- Bacteria and fungi have been grouped with unrelated organisms.
Four kingdom system of classification
Copeland (1956) suggested that all prokaryotes. i.e., bacteria, cyanobacteria, etc., be placed under kingdom Monera (= Mychota). According to Copeland, four kingdoms are Monera (= Mychota), Protista, Plantae, and Animalia.
Protists are single-celled eukaryotic organisms. Fungi continued to remain with plants.
The main drawback of this system is that fungi are not properly placed.
Table : Four Kingdom System of Classification
Five kingdom system of classification
According to Robert H. Whittaker (1969), an American ecologist, non-chlorophyllous heterotrophic plants to be classified under kingdom Fungi.
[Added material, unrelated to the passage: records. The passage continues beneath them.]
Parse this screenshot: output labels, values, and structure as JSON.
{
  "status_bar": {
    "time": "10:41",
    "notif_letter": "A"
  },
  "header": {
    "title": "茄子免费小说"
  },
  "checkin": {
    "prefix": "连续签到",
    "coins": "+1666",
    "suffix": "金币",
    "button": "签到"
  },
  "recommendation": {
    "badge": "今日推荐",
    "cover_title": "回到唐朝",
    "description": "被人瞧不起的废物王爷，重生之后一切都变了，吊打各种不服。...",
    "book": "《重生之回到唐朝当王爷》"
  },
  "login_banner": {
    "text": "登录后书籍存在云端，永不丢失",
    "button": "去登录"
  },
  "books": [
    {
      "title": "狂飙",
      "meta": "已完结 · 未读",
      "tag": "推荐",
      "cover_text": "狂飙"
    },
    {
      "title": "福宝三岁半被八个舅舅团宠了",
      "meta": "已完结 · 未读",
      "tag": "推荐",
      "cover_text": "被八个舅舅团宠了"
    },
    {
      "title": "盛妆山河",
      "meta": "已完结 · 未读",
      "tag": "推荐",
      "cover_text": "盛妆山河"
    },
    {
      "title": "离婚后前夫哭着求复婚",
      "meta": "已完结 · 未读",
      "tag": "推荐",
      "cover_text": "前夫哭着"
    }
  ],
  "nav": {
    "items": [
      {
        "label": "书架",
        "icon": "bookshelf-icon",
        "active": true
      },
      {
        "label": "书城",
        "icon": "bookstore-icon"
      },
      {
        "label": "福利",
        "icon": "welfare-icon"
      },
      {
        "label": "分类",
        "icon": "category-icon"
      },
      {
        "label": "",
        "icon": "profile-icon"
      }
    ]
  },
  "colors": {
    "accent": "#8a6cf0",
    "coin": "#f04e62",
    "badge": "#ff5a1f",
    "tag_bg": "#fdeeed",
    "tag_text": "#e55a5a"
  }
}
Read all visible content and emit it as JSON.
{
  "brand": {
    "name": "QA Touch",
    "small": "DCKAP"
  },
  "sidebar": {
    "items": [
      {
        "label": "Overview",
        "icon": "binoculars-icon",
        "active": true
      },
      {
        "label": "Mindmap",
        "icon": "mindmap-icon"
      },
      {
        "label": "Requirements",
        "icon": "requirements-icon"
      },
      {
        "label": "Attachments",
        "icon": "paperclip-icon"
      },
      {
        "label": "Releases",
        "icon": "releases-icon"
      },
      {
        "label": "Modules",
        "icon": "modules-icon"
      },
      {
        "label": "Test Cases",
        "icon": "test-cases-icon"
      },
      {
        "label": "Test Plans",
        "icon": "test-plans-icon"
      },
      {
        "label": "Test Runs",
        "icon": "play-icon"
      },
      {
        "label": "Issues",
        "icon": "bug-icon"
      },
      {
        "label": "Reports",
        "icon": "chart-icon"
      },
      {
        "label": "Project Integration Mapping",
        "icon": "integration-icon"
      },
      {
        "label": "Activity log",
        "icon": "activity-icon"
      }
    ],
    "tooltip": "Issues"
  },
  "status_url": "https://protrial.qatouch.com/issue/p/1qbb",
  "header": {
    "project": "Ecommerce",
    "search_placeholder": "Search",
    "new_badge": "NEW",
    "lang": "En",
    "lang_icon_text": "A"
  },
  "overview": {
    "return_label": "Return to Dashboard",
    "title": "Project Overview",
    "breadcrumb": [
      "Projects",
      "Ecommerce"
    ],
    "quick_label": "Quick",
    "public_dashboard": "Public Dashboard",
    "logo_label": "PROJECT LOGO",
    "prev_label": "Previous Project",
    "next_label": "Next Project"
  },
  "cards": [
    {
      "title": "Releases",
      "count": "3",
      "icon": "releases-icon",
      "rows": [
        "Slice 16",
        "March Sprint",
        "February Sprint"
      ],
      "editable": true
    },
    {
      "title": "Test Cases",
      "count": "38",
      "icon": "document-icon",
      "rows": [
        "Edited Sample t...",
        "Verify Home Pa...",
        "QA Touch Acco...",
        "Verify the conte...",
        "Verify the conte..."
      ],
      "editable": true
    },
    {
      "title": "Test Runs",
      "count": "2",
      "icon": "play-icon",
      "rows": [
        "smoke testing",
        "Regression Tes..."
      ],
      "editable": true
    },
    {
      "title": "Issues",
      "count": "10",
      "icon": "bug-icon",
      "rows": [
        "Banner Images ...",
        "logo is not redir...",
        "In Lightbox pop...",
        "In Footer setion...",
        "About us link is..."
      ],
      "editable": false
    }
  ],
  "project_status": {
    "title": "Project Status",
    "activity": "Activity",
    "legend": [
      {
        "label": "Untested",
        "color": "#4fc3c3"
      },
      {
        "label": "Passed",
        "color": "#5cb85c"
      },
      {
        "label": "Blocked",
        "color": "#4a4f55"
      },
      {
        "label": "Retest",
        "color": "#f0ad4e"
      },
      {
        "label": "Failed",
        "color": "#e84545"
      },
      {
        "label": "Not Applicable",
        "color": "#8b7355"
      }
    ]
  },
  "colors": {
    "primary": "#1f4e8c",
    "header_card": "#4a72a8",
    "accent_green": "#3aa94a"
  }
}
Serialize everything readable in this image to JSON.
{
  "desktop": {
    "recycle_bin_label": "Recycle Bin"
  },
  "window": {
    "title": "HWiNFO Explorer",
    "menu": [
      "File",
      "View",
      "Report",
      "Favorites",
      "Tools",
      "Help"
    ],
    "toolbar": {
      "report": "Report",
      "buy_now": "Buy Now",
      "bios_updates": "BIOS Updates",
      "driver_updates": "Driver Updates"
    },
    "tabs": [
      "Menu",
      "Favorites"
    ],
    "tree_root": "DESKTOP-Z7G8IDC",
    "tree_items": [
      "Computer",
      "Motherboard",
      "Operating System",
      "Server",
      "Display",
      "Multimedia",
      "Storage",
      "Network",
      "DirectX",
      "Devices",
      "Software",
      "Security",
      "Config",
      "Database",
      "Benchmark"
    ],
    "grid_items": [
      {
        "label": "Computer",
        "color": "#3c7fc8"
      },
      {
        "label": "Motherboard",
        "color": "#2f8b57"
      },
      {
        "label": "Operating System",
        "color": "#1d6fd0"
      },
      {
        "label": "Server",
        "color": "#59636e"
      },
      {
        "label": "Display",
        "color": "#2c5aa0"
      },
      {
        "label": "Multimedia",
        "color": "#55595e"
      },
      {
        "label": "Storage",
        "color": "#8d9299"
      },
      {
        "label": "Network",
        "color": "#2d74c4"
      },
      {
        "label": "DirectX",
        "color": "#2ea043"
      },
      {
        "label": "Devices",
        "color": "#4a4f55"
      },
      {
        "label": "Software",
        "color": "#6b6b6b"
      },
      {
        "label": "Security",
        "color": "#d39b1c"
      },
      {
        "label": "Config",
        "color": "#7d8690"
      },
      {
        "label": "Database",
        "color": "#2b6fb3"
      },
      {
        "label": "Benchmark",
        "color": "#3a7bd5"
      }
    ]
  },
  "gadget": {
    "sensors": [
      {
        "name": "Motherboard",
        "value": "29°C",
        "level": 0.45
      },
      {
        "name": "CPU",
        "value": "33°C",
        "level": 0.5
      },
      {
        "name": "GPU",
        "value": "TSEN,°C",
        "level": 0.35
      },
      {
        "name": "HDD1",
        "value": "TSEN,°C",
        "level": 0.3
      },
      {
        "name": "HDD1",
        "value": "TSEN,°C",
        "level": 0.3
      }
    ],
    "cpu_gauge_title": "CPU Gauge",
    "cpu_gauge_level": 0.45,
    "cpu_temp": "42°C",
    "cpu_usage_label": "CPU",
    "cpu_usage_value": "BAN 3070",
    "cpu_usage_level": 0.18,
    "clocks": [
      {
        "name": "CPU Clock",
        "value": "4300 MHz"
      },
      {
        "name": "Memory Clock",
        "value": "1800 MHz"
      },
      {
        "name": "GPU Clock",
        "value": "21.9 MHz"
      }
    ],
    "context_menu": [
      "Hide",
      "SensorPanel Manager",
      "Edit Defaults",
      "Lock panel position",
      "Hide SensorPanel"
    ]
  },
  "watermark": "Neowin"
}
Five kingdoms in which the living world is divided are Monera, Protista, Fungi, Plantae/Metaphyta (Plantae) and Animalia/Metazoa (Animals).
Five Kingdoms of Organisms
The classification is based mainly on following three main criteria :
- Complexity of cell structure : prokaryotic or eukaryotic
- Complexity of cellular organization : unicellular to multicellular
- Mode of nutrition : autotrophic or heterotrophic.
- Other criteria include life style and the phylogenetic relationships.
Evolution is reflected through an increase in the complexity of the cells, as well as in the organism. The mode of nutrition also diverged in the multicellular kingdom viz Plantae, Fungi, and Animalia. The ecological role of these three multicellular kingdoms was also established as producers, decomposers, and consumers, respectively.
The organisms, according to the Five Kingdom System, are re-distributed into additional three kingdoms while retaining the two kingdoms - Plantae and Animalia. All multicellular, mobile and heterotrophic organisms were included in the kingdom Plantae. Some of the unicellular algae and protozoans were taken out from plant and animal kingdoms and were included in a separate kingdom Protista. All bacteria and multicellular blue green algae with prokaryotic cells were transferred from kingdom plantae to a new Kingdom Monera.
Five kingdoms showing increasing complexity during evolution
In the Five Kingdom classification, it is thought that the Monera has given rise to the Protista, which gave rise to the remaining three kingdoms of multicellular organisms, viz. Fungi, Plantae and Animalia.
Significance of five kingdom classification
This system seems more natural and indicates the gradual evolution of early organisms into plants and animals.
Kingdom Animalia has become more homogenous with the exclusion of protozoa.
Kingdom Plantae has become more coherent after the exclusion of bacteria, fungi, and some unicellular algal forms.
The creation of the kingdom Monera from prokaryotes is fully justified.
Some organisms like Euglena showing the mixotrophic mode of nutrition could be placed either in the plant or animal kingdom easily. The creation of the kingdom Protista including all unicellular eukaryotes, irrespective of the mode of nutrition, has resolved this problem.
The fungi, included as sub-division of division Thallophyta of two-kingdom classification is raised to the rank of a kingdom as they differ morphologically and physiologically from plants with whom they are grouped in old two-kingdom classification.
Five kingdom classification is undoubtedly better than two kingdom classification, resolving many problems, faced in old systems of classification. However, this system is also not perfect. Still it has some drawbacks as briefly discussed below:
Phylogenetic relationship of five kingdom
- Kingdoms Monera and Protista still retain heterogeneity, as both heterotroph and autotroph organisms with or without cell walls are included in both these kingdoms. The slime molds are quite different from the other protists with which they have been combined.
- Multicellular green algae can’t be phylogenetically separated from unicellular algae and, thus unicellular algae-like Chlamydomonas have placed in the kingdom Plantae rather than Protista.
- Placing algae in three kingdoms seems to be unrealistic.
- Viruses do not find any place.
Copeland (1956) created the group of Mychota for prokaryotes. It was called Monera by Dougherty and Allen (1960).
Algae are spread over three kingdoms-Monera (Cyanobacteria). Protista and Plantae.
Dougherty (1957) distinguished prokaryotes and eukaryotes.